Excerpts from an interface dataset

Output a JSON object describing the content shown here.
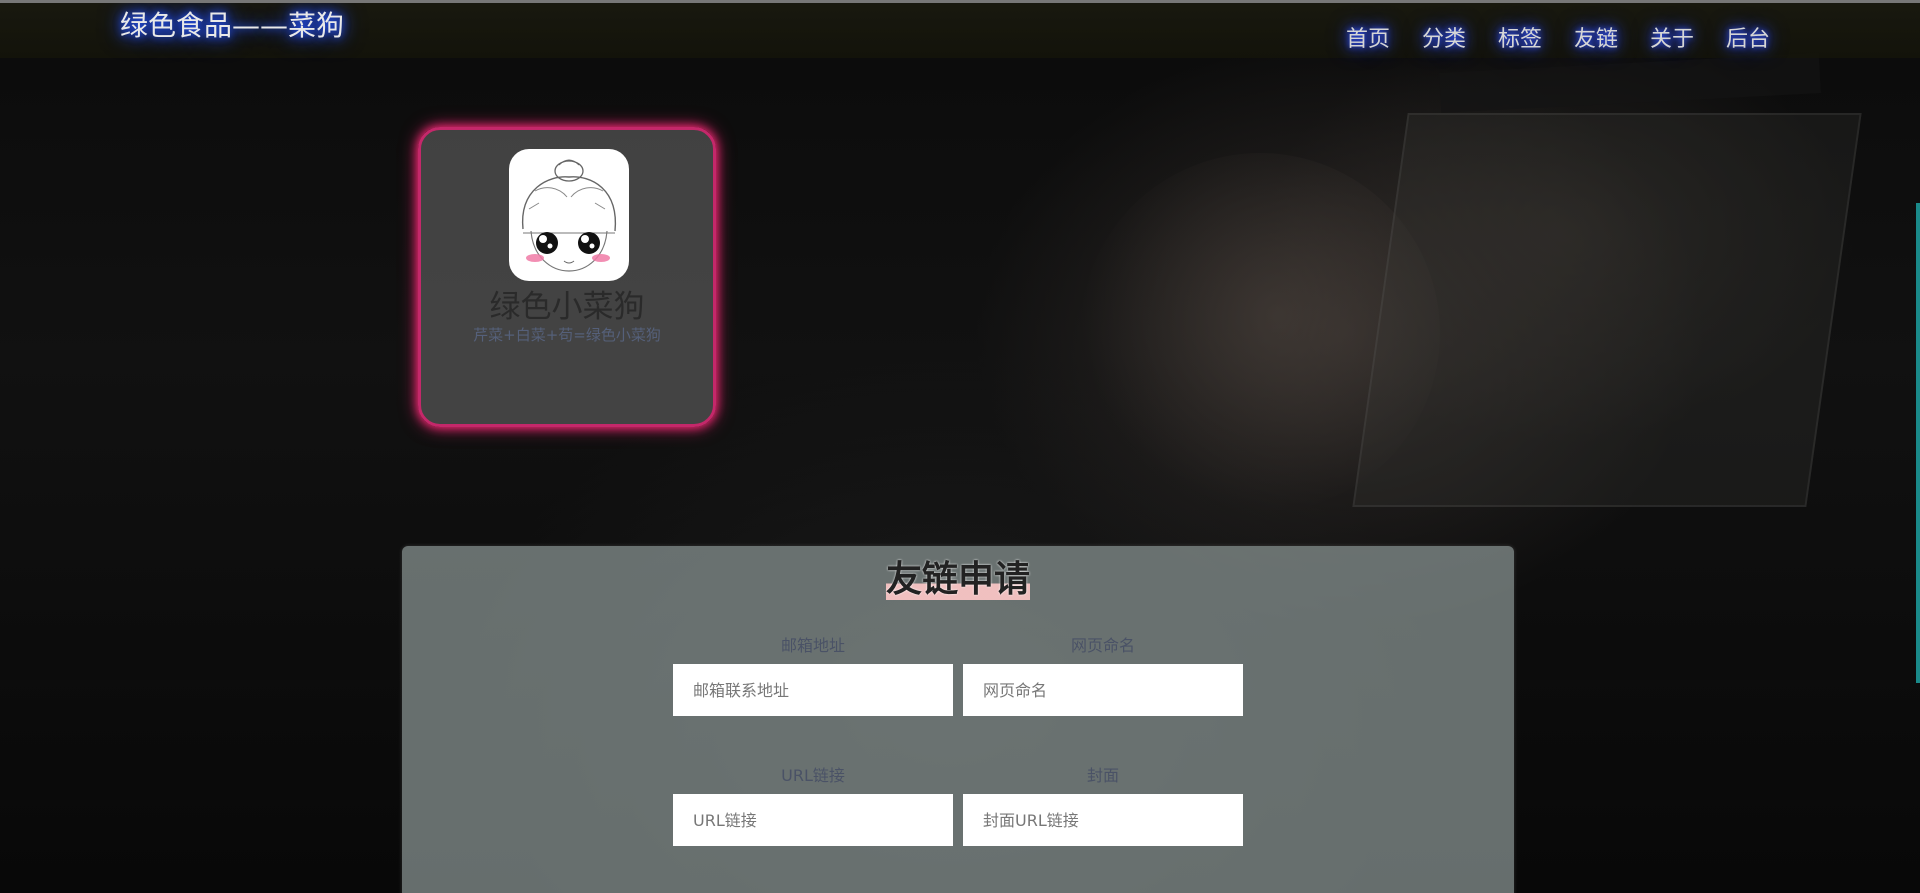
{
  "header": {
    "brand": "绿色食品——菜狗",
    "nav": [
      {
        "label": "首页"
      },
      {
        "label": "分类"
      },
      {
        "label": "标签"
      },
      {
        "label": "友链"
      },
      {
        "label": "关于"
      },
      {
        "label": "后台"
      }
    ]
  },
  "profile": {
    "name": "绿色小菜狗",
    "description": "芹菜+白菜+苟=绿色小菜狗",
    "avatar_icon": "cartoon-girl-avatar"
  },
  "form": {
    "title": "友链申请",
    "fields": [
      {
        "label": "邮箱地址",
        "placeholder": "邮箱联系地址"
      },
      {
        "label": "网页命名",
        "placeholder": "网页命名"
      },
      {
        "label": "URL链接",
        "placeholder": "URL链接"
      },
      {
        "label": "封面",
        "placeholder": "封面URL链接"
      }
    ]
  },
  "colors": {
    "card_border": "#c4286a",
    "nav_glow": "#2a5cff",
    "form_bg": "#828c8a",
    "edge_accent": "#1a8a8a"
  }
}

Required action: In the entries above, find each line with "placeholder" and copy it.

Answer:
        "placeholder": "邮箱联系地址"
        "placeholder": "网页命名"
        "placeholder": "URL链接"
        "placeholder": "封面URL链接"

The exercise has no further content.